Given that all but one of United’s seven remaining matches feature opponents in the thick of the playoff race, the Black-and-Red can expect to be handed that lesson over and over if they do not heed it, starting with Saturday afternoon’s visit to Toronto FC.

“We’ve made the same mistakes over and over and it’s time to start cutting out some of that stuff,” said interim head coach Ben Olsen this week. “Because, although yes, we’ve been unlucky and we’ve had injuries and we’ve got a million excuses that we can lean on, it’s still not what this is about right now.

“It’s still about us getting better and not feeling sorry for ourselves and continuing to push each other and make each other better.”

After last weekend’s 1-0 league loss to the Crew, Olsen described his team’s consistent inability to make – or prevent – big plays as “a broken record” and his players readily agree. Many decent DC performances have ended up as dispiriting defeats because of poor play in and around both penalty boxes.

“We often outplay teams from box to box,” said central midfielder Stephen King on Wednesday. “It’s just, in that final third we just need to get sharper and a little more hungry.

“At the end of the day, it’s just all about finishing our chances, and having that concentration in our own box to sniff things out and clear balls.”

A veteran side that plays with confidence at their BMO Field home, TFC certainly possess the quality to seize on any gaffes United may offer up. Olsen has alluded to the value of “difference-makers” such as Dwayne De Rosario and Julian de Guzman on the Reds’ roster and first-year head coach Preki has added a useful dose of steel to the team’s spine.

“We know they’re a team that’s going to battle,” said King. “With Preki as a coach, they’re a team that’s very physical. They’ve done very well this year, they’ve gotten results – especially at their field. It’s going to be a tough place to play.”

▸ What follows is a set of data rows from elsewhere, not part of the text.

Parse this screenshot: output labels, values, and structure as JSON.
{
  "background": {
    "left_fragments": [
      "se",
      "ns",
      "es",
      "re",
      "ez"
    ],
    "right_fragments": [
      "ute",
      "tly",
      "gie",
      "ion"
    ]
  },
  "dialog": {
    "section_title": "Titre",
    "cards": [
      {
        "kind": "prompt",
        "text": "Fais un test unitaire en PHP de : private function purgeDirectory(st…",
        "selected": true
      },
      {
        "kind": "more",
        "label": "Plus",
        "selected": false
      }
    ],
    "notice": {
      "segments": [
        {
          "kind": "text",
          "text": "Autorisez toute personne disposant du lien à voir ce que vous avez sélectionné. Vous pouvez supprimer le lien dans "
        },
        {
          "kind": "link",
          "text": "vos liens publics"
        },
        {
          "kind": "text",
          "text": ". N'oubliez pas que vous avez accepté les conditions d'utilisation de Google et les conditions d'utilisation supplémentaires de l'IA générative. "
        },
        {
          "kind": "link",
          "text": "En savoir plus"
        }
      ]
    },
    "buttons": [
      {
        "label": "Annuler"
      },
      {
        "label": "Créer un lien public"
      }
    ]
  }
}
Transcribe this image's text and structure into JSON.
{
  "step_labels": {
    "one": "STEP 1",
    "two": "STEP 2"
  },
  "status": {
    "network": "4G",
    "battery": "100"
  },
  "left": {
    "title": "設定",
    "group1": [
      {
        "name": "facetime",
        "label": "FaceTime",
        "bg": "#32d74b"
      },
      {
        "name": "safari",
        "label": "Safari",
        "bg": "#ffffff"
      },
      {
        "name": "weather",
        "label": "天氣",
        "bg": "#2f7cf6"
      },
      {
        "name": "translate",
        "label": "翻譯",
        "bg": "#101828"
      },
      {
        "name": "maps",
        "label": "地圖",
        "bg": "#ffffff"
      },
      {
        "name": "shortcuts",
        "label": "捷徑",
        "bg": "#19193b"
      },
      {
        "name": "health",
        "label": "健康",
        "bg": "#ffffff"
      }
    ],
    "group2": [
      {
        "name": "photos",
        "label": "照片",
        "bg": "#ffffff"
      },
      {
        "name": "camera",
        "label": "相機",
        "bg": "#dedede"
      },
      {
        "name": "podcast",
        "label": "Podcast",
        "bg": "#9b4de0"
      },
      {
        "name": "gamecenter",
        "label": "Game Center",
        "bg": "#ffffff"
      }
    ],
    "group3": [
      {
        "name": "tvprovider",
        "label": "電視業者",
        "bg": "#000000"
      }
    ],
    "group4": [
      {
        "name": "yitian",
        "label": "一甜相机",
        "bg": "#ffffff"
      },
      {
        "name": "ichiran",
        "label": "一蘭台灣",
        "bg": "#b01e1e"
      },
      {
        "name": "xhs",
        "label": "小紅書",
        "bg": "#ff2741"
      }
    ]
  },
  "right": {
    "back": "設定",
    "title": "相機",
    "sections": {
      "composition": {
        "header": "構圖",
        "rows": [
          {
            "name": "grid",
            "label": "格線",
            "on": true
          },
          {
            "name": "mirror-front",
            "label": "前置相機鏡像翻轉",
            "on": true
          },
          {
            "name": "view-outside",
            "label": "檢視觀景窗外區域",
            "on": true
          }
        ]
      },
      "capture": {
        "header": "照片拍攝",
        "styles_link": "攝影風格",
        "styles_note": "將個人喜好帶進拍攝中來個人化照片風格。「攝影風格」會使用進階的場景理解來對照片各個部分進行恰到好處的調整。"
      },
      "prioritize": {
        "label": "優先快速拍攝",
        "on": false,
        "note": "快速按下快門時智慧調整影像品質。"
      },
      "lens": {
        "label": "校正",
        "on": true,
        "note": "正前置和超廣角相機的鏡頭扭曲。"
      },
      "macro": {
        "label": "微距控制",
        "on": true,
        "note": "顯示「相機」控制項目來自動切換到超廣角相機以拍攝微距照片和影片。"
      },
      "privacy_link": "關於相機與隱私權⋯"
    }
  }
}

The Canadians are in desperate need of points as they hunt one of the final berths in the postseason. But United can counter that with a more freewheeling attitude that may help liberate what has often looked like a downtrodden team in recent weeks.